Nesson is also unable to state a claim for violation of the Unruh Civil Rights Act, which protects the right of individuals “no matter what their ... disability ... to the full and equal accommodations, ...” (Civ.Code, § 51.) Under the Unruh Civil Rights Act, the term “disability” means any mental or physical disability as defined in the FEHA. ( Id. at subd. (e)(1).) In order for any impairment to amount to a “disability” it must have an adverse impact on the employee's ability to do his job. As noted above, although there is evidence the Hospital requested Nesson undergo certain evaluations, there is no actual evidence Nesson was disabled. Nesson waived any claims when he failed and refused to cooperate with the evaluations requested by the peer review committee. Thus, neither the summary suspension, nor the termination of the Agreement amounted to a deprivation of full and equal accommodation under the Unruh Civil Rights Act. The Unruh claims would also fail.

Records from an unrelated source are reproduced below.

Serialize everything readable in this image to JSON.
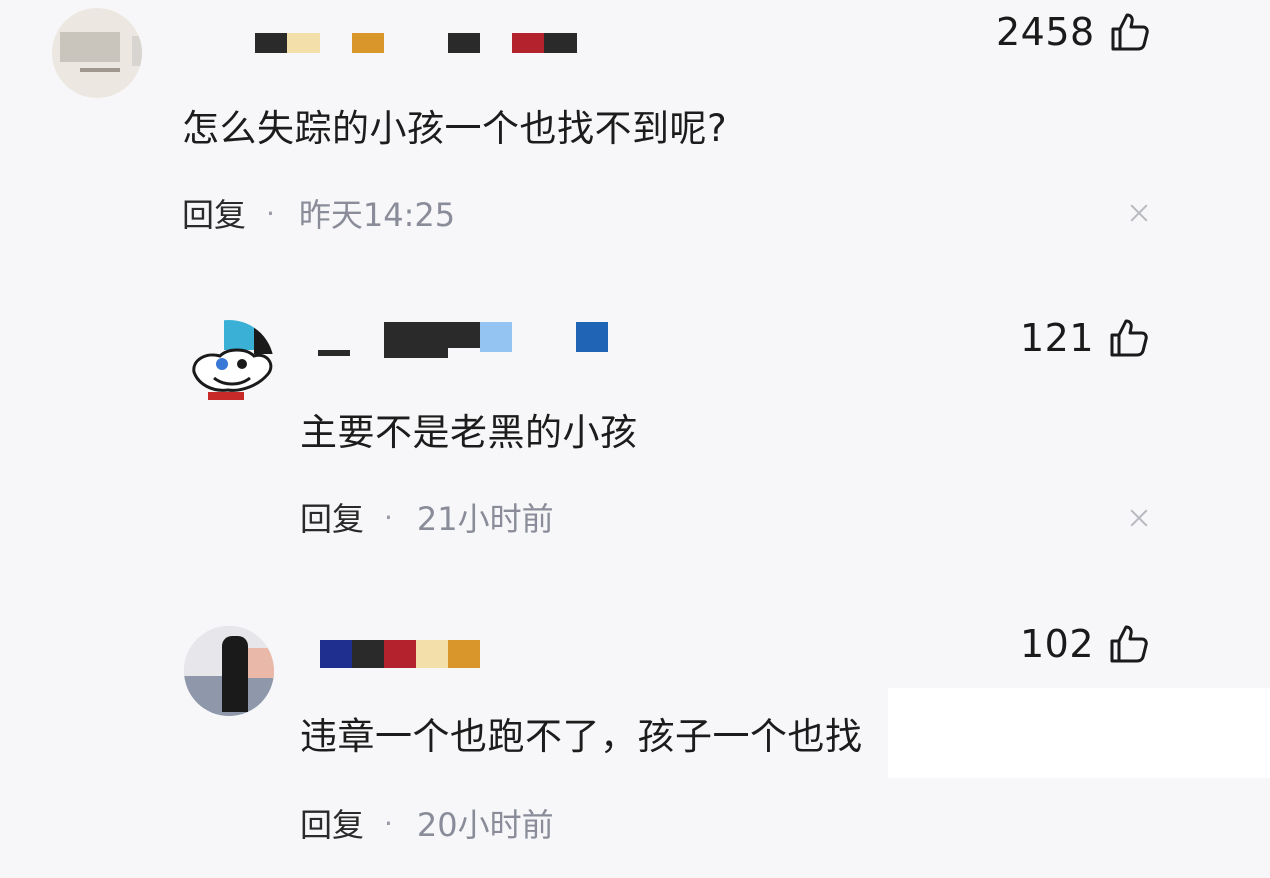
{
  "comments": [
    {
      "likes": "2458",
      "text": "怎么失踪的小孩一个也找不到呢?",
      "reply_label": "回复",
      "separator": "·",
      "time": "昨天14:25",
      "name_colors": [
        "#2a2a2a",
        "#f3dfa9",
        "#d9962a",
        "#2a2a2a",
        "#b4222e",
        "#2a2a2a"
      ]
    },
    {
      "likes": "121",
      "text": "主要不是老黑的小孩",
      "reply_label": "回复",
      "separator": "·",
      "time": "21小时前",
      "name_colors": [
        "#2a2a2a",
        "#2a2a2a",
        "#94c4f1",
        "#1f64b5"
      ]
    },
    {
      "likes": "102",
      "text": "违章一个也跑不了，孩子一个也找",
      "reply_label": "回复",
      "separator": "·",
      "time": "20小时前",
      "name_colors": [
        "#1f2f8f",
        "#2a2a2a",
        "#b4222e",
        "#f3dfa9",
        "#d9962a"
      ]
    }
  ],
  "icons": {
    "like": "thumbs-up-icon",
    "dismiss": "close-icon"
  }
}
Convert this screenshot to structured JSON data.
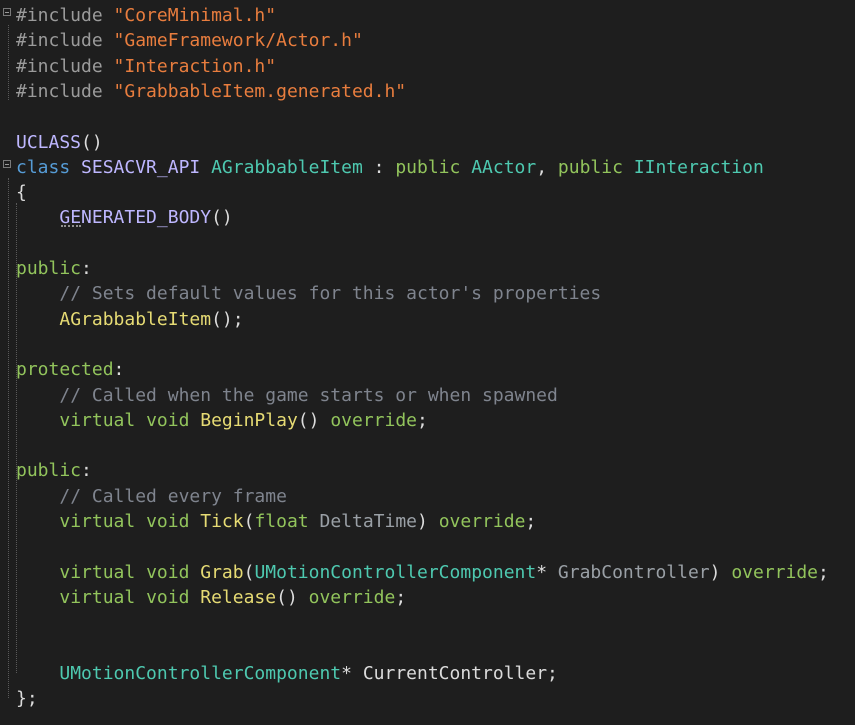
{
  "editor": {
    "language": "C++",
    "lines": [
      [
        {
          "t": "#include ",
          "c": "pp"
        },
        {
          "t": "\"CoreMinimal.h\"",
          "c": "str"
        }
      ],
      [
        {
          "t": "#include ",
          "c": "pp"
        },
        {
          "t": "\"GameFramework/Actor.h\"",
          "c": "str"
        }
      ],
      [
        {
          "t": "#include ",
          "c": "pp"
        },
        {
          "t": "\"Interaction.h\"",
          "c": "str"
        }
      ],
      [
        {
          "t": "#include ",
          "c": "pp"
        },
        {
          "t": "\"GrabbableItem.generated.h\"",
          "c": "str"
        }
      ],
      [],
      [
        {
          "t": "UCLASS",
          "c": "mac"
        },
        {
          "t": "()",
          "c": "punc"
        }
      ],
      [
        {
          "t": "class ",
          "c": "kw"
        },
        {
          "t": "SESACVR_API ",
          "c": "mac"
        },
        {
          "t": "AGrabbableItem ",
          "c": "type"
        },
        {
          "t": ": ",
          "c": "punc"
        },
        {
          "t": "public ",
          "c": "kwG"
        },
        {
          "t": "AActor",
          "c": "type"
        },
        {
          "t": ", ",
          "c": "punc"
        },
        {
          "t": "public ",
          "c": "kwG"
        },
        {
          "t": "IInteraction",
          "c": "type"
        }
      ],
      [
        {
          "t": "{",
          "c": "punc"
        }
      ],
      [
        {
          "t": "    ",
          "c": "punc"
        },
        {
          "t": "GENERATED_BODY",
          "c": "mac"
        },
        {
          "t": "()",
          "c": "punc"
        }
      ],
      [],
      [
        {
          "t": "public",
          "c": "kwG"
        },
        {
          "t": ":",
          "c": "punc"
        }
      ],
      [
        {
          "t": "    ",
          "c": "punc"
        },
        {
          "t": "// Sets default values for this actor's properties",
          "c": "com"
        }
      ],
      [
        {
          "t": "    ",
          "c": "punc"
        },
        {
          "t": "AGrabbableItem",
          "c": "fn"
        },
        {
          "t": "();",
          "c": "punc"
        }
      ],
      [],
      [
        {
          "t": "protected",
          "c": "kwG"
        },
        {
          "t": ":",
          "c": "punc"
        }
      ],
      [
        {
          "t": "    ",
          "c": "punc"
        },
        {
          "t": "// Called when the game starts or when spawned",
          "c": "com"
        }
      ],
      [
        {
          "t": "    ",
          "c": "punc"
        },
        {
          "t": "virtual ",
          "c": "kwG"
        },
        {
          "t": "void ",
          "c": "kwG"
        },
        {
          "t": "BeginPlay",
          "c": "fn"
        },
        {
          "t": "() ",
          "c": "punc"
        },
        {
          "t": "override",
          "c": "kwG"
        },
        {
          "t": ";",
          "c": "punc"
        }
      ],
      [],
      [
        {
          "t": "public",
          "c": "kwG"
        },
        {
          "t": ":",
          "c": "punc"
        }
      ],
      [
        {
          "t": "    ",
          "c": "punc"
        },
        {
          "t": "// Called every frame",
          "c": "com"
        }
      ],
      [
        {
          "t": "    ",
          "c": "punc"
        },
        {
          "t": "virtual ",
          "c": "kwG"
        },
        {
          "t": "void ",
          "c": "kwG"
        },
        {
          "t": "Tick",
          "c": "fn"
        },
        {
          "t": "(",
          "c": "punc"
        },
        {
          "t": "float ",
          "c": "kwG"
        },
        {
          "t": "DeltaTime",
          "c": "param"
        },
        {
          "t": ") ",
          "c": "punc"
        },
        {
          "t": "override",
          "c": "kwG"
        },
        {
          "t": ";",
          "c": "punc"
        }
      ],
      [],
      [
        {
          "t": "    ",
          "c": "punc"
        },
        {
          "t": "virtual ",
          "c": "kwG"
        },
        {
          "t": "void ",
          "c": "kwG"
        },
        {
          "t": "Grab",
          "c": "fn"
        },
        {
          "t": "(",
          "c": "punc"
        },
        {
          "t": "UMotionControllerComponent",
          "c": "type"
        },
        {
          "t": "* ",
          "c": "punc"
        },
        {
          "t": "GrabController",
          "c": "param"
        },
        {
          "t": ") ",
          "c": "punc"
        },
        {
          "t": "override",
          "c": "kwG"
        },
        {
          "t": ";",
          "c": "punc"
        }
      ],
      [
        {
          "t": "    ",
          "c": "punc"
        },
        {
          "t": "virtual ",
          "c": "kwG"
        },
        {
          "t": "void ",
          "c": "kwG"
        },
        {
          "t": "Release",
          "c": "fn"
        },
        {
          "t": "() ",
          "c": "punc"
        },
        {
          "t": "override",
          "c": "kwG"
        },
        {
          "t": ";",
          "c": "punc"
        }
      ],
      [],
      [],
      [
        {
          "t": "    ",
          "c": "punc"
        },
        {
          "t": "UMotionControllerComponent",
          "c": "type"
        },
        {
          "t": "* ",
          "c": "punc"
        },
        {
          "t": "CurrentController",
          "c": "ident"
        },
        {
          "t": ";",
          "c": "punc"
        }
      ],
      [
        {
          "t": "};",
          "c": "punc"
        }
      ]
    ]
  },
  "colors": {
    "background": "#1e1e1e",
    "string": "#e87d3e",
    "keyword": "#92c45c",
    "type": "#4ec9b0",
    "comment": "#7f848e",
    "function": "#e6db74",
    "macro": "#beb7ff"
  }
}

The trial court properly found all causes of action arose from alleged actions and conduct by the Hospital during medical peer review that qualify as official proceedings under Code of Civil Procedure section 425.16. It further found all causes of action barred under Westlake Community Hospital v. Superior Court, supra, 17 Cal.3d 465, 131 Cal.Rptr. 90, 551 P.2d 410, due to Nesson's failure to exhaust his administrative and judicial remedies before filing this action. Finally, Nesson failed to meet his burden to establish a probability he would prevail on any of his claims.
We affirm the judgment. The Hospital, the prevailing party, shall recover its costs on appeal.